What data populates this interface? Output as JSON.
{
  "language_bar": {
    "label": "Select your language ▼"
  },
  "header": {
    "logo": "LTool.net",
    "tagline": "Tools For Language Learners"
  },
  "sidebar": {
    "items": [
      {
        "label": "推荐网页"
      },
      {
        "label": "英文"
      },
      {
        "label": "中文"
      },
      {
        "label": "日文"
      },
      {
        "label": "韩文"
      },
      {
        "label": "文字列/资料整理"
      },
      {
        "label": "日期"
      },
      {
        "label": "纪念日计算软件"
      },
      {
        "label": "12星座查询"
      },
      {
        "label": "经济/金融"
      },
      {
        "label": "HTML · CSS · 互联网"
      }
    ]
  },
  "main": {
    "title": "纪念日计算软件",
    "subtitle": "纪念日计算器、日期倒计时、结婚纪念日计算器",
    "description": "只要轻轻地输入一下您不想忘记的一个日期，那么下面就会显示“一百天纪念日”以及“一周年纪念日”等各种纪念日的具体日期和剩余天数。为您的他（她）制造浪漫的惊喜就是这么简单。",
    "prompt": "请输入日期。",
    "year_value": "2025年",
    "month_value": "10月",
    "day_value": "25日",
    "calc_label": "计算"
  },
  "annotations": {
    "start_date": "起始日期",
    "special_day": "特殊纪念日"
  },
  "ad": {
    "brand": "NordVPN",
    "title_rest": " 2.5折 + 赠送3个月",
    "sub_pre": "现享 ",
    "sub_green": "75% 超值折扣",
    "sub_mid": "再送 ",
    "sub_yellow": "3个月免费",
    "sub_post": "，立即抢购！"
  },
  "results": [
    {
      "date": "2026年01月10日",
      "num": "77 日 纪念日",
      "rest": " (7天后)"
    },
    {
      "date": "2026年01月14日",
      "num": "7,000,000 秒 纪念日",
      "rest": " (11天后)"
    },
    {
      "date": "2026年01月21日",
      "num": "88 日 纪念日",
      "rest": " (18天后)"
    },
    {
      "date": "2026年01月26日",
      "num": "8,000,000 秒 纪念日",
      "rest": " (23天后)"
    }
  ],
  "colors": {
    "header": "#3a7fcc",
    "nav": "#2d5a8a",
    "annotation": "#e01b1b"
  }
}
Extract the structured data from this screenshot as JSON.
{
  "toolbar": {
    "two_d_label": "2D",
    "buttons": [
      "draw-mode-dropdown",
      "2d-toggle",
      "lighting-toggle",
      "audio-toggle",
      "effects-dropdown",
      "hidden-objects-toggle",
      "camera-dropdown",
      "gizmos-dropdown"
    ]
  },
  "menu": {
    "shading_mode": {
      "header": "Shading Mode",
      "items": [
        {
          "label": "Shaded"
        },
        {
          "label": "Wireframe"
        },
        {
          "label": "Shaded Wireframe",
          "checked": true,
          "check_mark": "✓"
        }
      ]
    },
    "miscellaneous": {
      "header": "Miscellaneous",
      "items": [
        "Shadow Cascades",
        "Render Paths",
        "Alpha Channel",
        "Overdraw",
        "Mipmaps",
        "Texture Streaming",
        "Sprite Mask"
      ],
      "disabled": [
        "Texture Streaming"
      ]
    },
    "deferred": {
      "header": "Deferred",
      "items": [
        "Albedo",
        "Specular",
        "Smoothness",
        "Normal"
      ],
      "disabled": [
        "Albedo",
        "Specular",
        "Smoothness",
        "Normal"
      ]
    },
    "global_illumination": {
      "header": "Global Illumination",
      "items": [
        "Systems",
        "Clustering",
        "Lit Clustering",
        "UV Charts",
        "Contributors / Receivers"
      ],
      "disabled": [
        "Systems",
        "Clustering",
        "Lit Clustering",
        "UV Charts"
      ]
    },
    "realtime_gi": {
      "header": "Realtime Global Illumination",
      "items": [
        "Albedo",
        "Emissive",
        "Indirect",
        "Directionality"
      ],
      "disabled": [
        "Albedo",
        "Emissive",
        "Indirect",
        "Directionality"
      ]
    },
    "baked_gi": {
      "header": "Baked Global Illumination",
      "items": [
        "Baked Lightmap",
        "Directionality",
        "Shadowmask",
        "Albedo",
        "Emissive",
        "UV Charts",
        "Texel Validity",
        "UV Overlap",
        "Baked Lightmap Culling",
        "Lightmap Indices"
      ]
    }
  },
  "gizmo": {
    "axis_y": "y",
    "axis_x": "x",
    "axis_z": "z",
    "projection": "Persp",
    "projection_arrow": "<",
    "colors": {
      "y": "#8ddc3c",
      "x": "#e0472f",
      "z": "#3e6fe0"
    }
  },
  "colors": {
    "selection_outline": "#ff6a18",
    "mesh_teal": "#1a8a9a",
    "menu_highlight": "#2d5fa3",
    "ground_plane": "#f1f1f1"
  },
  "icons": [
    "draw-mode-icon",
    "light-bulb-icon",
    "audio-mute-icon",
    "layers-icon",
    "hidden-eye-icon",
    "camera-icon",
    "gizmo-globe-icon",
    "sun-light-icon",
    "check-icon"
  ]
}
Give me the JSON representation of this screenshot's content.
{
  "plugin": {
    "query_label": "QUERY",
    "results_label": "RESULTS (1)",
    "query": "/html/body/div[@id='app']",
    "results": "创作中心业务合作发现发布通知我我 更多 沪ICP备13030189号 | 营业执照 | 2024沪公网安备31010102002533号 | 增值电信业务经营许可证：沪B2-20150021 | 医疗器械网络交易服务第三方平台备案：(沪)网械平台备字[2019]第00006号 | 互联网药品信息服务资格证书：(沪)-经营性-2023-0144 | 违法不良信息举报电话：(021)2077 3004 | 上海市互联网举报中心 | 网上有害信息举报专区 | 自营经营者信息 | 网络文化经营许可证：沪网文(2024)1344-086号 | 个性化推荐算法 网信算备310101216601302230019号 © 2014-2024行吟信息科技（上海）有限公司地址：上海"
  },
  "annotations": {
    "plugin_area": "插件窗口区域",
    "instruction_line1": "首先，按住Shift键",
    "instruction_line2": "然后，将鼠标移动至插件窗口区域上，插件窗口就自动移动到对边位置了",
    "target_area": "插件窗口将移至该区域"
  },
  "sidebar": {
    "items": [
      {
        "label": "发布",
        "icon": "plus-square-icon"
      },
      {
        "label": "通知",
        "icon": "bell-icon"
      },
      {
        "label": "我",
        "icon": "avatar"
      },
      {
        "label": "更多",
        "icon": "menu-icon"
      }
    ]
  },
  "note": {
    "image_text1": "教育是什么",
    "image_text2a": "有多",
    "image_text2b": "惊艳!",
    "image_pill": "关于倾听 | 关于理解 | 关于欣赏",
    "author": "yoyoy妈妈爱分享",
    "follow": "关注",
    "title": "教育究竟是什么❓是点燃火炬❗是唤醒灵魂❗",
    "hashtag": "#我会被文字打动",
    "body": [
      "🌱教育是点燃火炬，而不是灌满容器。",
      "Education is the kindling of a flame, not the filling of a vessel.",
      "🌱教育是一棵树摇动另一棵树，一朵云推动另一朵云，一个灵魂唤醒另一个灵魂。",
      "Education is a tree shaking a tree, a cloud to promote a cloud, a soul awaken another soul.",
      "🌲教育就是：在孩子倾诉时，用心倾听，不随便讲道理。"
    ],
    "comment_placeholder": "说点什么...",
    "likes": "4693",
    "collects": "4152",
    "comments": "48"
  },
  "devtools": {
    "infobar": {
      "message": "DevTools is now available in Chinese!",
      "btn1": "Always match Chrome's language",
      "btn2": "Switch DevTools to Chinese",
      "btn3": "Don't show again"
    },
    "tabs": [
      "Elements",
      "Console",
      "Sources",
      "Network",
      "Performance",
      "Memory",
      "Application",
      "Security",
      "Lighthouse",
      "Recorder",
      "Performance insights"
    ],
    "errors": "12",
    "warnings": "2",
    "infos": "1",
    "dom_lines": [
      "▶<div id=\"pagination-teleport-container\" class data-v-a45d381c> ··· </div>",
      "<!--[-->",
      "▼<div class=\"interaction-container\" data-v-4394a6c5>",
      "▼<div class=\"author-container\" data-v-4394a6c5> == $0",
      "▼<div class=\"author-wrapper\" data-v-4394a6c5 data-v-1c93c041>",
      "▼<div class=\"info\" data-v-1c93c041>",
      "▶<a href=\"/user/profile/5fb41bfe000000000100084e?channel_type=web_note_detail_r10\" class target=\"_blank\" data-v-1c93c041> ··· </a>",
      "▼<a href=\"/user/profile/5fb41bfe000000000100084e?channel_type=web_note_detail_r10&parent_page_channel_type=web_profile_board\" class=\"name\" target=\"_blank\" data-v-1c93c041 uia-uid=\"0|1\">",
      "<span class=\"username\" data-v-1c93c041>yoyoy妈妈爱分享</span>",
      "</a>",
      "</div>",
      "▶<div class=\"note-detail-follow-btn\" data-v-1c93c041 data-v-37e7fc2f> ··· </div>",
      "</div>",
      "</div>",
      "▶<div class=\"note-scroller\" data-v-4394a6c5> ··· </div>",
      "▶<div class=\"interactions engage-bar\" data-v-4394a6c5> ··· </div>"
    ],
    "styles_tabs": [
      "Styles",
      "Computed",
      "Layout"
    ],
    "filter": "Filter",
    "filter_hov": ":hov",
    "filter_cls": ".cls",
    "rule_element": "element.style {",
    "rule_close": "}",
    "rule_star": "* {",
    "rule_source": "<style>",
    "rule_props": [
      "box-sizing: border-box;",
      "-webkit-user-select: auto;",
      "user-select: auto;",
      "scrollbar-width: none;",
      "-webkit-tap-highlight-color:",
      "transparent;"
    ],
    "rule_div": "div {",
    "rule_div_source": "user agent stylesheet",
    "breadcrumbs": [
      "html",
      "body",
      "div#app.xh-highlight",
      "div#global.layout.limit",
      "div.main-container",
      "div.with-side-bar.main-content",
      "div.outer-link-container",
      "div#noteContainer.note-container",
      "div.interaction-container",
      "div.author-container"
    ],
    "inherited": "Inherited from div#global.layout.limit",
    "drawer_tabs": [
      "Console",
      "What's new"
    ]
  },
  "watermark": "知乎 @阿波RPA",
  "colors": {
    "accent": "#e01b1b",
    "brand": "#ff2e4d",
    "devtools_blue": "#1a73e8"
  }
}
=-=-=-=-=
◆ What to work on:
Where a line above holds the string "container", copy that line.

◆ Task output:
      "▶<div id=\"pagination-teleport-container\" class data-v-a45d381c> ··· </div>",
      "▼<div class=\"interaction-container\" data-v-4394a6c5>",
      "▼<div class=\"author-container\" data-v-4394a6c5> == $0",
      "div.main-container",
      "div.outer-link-container",
      "div#noteContainer.note-container",
      "div.interaction-container",
      "div.author-container"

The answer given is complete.